Exclusive: US astronaut tells oil industry humanity’s future depends on Stem

Col Alfred Worden speaking at the Adipec conference.
Col Alfred Worden speaking at the Adipec conference.

The “future of humanity” depends on generating enthusiasm for Stem subjects among kids, a US astronaut said at a major oil industry event.

Colonel Alfred Worden said mankind would ultimately have to find “somewhere else” to live as earth’s resources become depleted.

Col Worden was the command module pilot for the Apollo 15 lunar mission in 1971 and is one of only 24 people to have flown to the Moon.

He said the Stem students of today will “design, build and operate” the space crafts used in future missions for “securing the future of humanity”.

“We are all teachers,” he said. “We’ve got kids who need great education and it’s our duty to excite kids about Stem.”

The term “Stem” refers to the academic disciplines of science, technology, engineering and mathematics.

Speaking at the Adipec conference in Abu Dhabi, Col Worden also said the oil industry would continue to play a vital role in space travel.

“We do not go to space without fuel,” he said. “To get to space we need what’s down there” in reservoirs.

He also spoke glowingly of the UAE leadership’s ambitious plans for space missions.

UAE is preparing to send an unmanned probe to Mars by 2021 − the Arab world’s first mission to the “red planet”.

The Gulf state has also revealed plans to build the first city on Mars in 2117.

Col Worden said “no one country” was going to get to Mars by going it alone.

But he said the UAE would be a great “focal point” for the mission, on the basis that the state “transcends East and West more than anywhere else”.

He said a trip to Mars would be a “catalyst” for new technology development, just as the Apollo programme had been.

“The technology that helped us get to the moon was the same technology that made the US successful commercially over next 10 years,” Col Worden said.

“We’ve not seen that kind of thrust over the last few years. But now things have gone full circle and we’re talking about the technology we need to go to Mars.

“That will depend on students in Stem programmes today. They’re going to be developing the space craft we will be using in future.

“So we need to do more to excite kids. Stem is being encouraged and required around the world again.”

Col Worden was also asked whether the deaths of three astronauts in a fire at Cape Kennedy in 1967 dented his trust in the programme.

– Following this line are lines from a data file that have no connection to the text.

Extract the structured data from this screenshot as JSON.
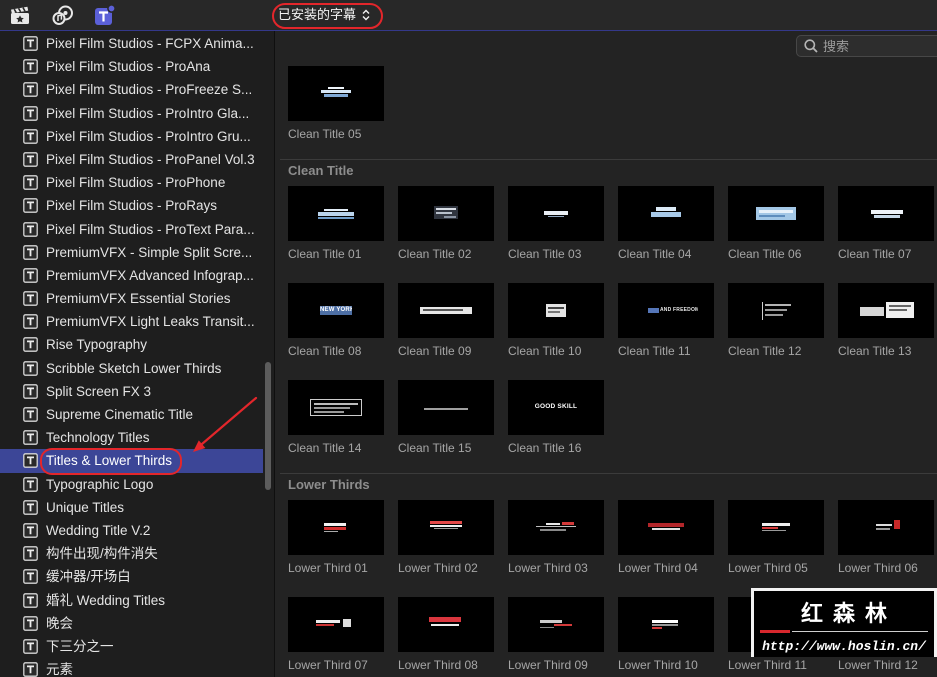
{
  "toolbar": {
    "icons": {
      "libraries": "clapperboard-icon",
      "photos_audio": "photos-audio-icon",
      "titles_generators": "titles-generators-icon"
    },
    "browser_menu_label": "已安装的字幕"
  },
  "search": {
    "placeholder": "搜索"
  },
  "sidebar": {
    "selected_index": 18,
    "items": [
      {
        "label": "Pixel Film Studios - FCPX Anima..."
      },
      {
        "label": "Pixel Film Studios - ProAna"
      },
      {
        "label": "Pixel Film Studios - ProFreeze S..."
      },
      {
        "label": "Pixel Film Studios - ProIntro Gla..."
      },
      {
        "label": "Pixel Film Studios - ProIntro Gru..."
      },
      {
        "label": "Pixel Film Studios - ProPanel Vol.3"
      },
      {
        "label": "Pixel Film Studios - ProPhone"
      },
      {
        "label": "Pixel Film Studios - ProRays"
      },
      {
        "label": "Pixel Film Studios - ProText Para..."
      },
      {
        "label": "PremiumVFX - Simple Split Scre..."
      },
      {
        "label": "PremiumVFX Advanced Infograp..."
      },
      {
        "label": "PremiumVFX Essential Stories"
      },
      {
        "label": "PremiumVFX Light Leaks Transit..."
      },
      {
        "label": "Rise Typography"
      },
      {
        "label": "Scribble Sketch Lower Thirds"
      },
      {
        "label": "Split Screen FX 3"
      },
      {
        "label": "Supreme Cinematic Title"
      },
      {
        "label": "Technology Titles"
      },
      {
        "label": "Titles & Lower Thirds"
      },
      {
        "label": "Typographic Logo"
      },
      {
        "label": "Unique Titles"
      },
      {
        "label": "Wedding Title V.2"
      },
      {
        "label": "构件出现/构件消失"
      },
      {
        "label": "缓冲器/开场白"
      },
      {
        "label": "婚礼 Wedding Titles"
      },
      {
        "label": "晚会"
      },
      {
        "label": "下三分之一"
      },
      {
        "label": "元素"
      }
    ]
  },
  "browser": {
    "sections": [
      {
        "tiles": [
          {
            "label": "Clean Title 05"
          }
        ]
      },
      {
        "header": "Clean Title",
        "tiles": [
          {
            "label": "Clean Title 01"
          },
          {
            "label": "Clean Title 02"
          },
          {
            "label": "Clean Title 03"
          },
          {
            "label": "Clean Title 04"
          },
          {
            "label": "Clean Title 06"
          },
          {
            "label": "Clean Title 07"
          },
          {
            "label": "Clean Title 08",
            "preview_text": "NEW YORK"
          },
          {
            "label": "Clean Title 09"
          },
          {
            "label": "Clean Title 10"
          },
          {
            "label": "Clean Title 11",
            "preview_text": "AND FREEDOM"
          },
          {
            "label": "Clean Title 12"
          },
          {
            "label": "Clean Title 13"
          },
          {
            "label": "Clean Title 14"
          },
          {
            "label": "Clean Title 15"
          },
          {
            "label": "Clean Title 16",
            "preview_text": "GOOD SKILL"
          }
        ]
      },
      {
        "header": "Lower Thirds",
        "tiles": [
          {
            "label": "Lower Third 01"
          },
          {
            "label": "Lower Third 02"
          },
          {
            "label": "Lower Third 03"
          },
          {
            "label": "Lower Third 04"
          },
          {
            "label": "Lower Third 05"
          },
          {
            "label": "Lower Third 06"
          },
          {
            "label": "Lower Third 07"
          },
          {
            "label": "Lower Third 08"
          },
          {
            "label": "Lower Third 09"
          },
          {
            "label": "Lower Third 10"
          },
          {
            "label": "Lower Third 11"
          },
          {
            "label": "Lower Third 12"
          }
        ]
      }
    ]
  },
  "watermark": {
    "brand": "红森林",
    "url": "http://www.hoslin.cn/"
  },
  "colors": {
    "selection": "#3c4697",
    "annotation": "#e3262b",
    "titles_icon": "#5b60d8"
  }
}
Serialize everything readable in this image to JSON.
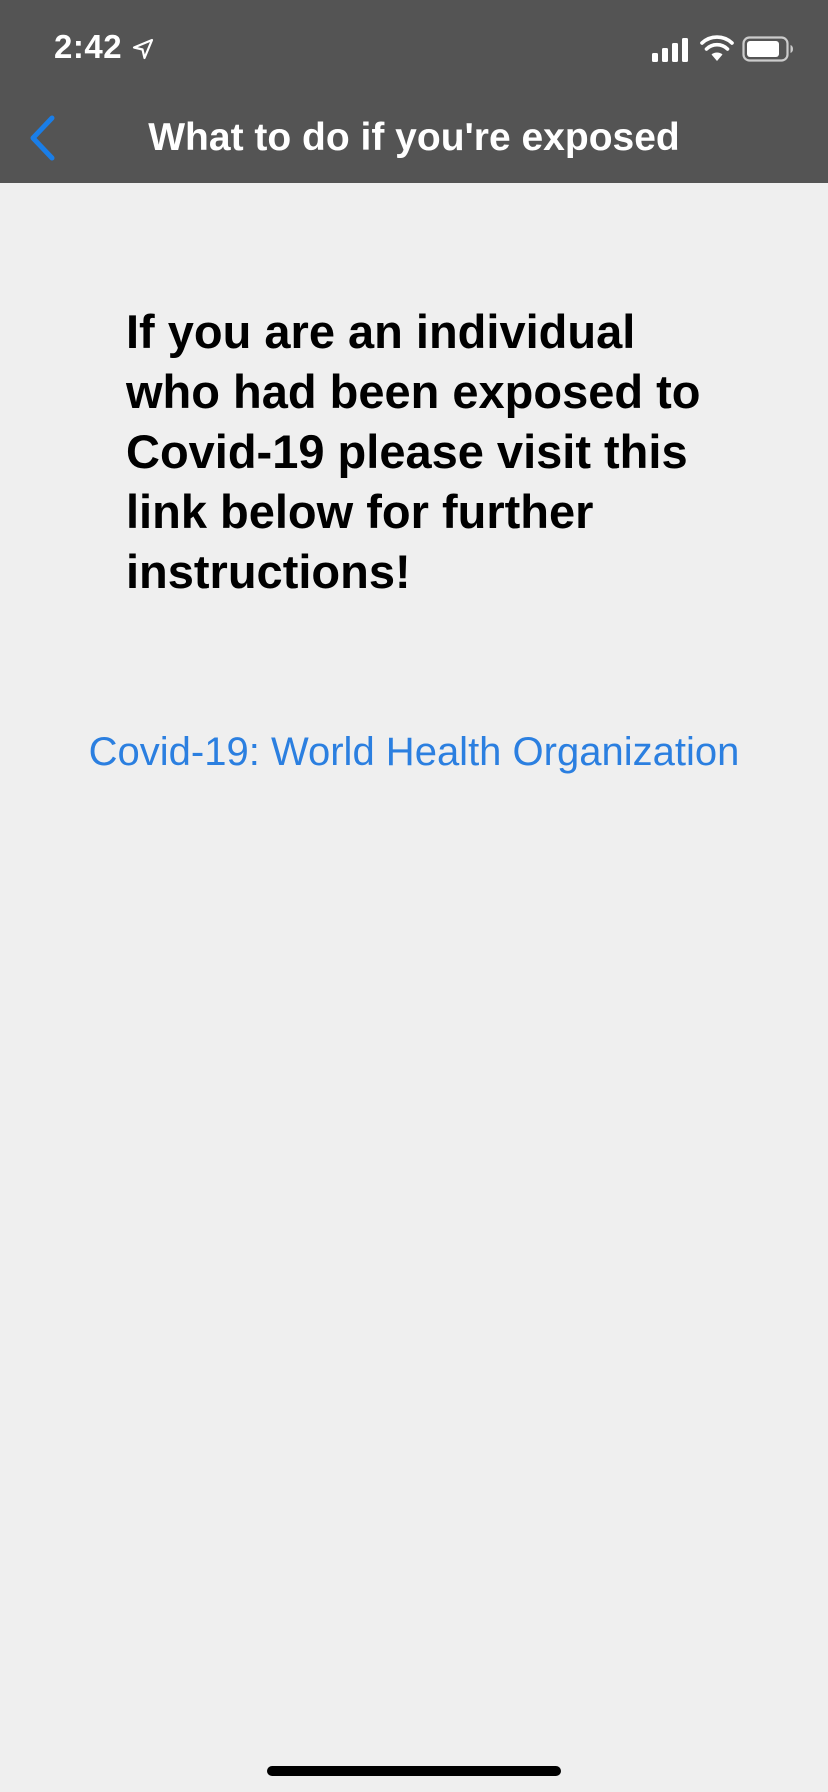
{
  "status_bar": {
    "time": "2:42",
    "icons": [
      "location-arrow-icon",
      "cellular-signal-icon",
      "wifi-icon",
      "battery-icon"
    ]
  },
  "nav": {
    "title": "What to do if you're exposed",
    "back_icon": "chevron-left-icon"
  },
  "main": {
    "message": "If you are an individual who had been exposed to Covid-19 please visit this link below for further instructions!",
    "link_label": "Covid-19: World Health Organization"
  },
  "colors": {
    "nav_background": "#545454",
    "page_background": "#efefef",
    "link": "#2b7fe0",
    "back_chevron": "#1a7ee8"
  }
}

He said: “When you have a few successful flights everyone gets complacent.

“The best time to fly an aircraft is just after a crash because everyone is out with the magnifying glasses making sure everything is okay.”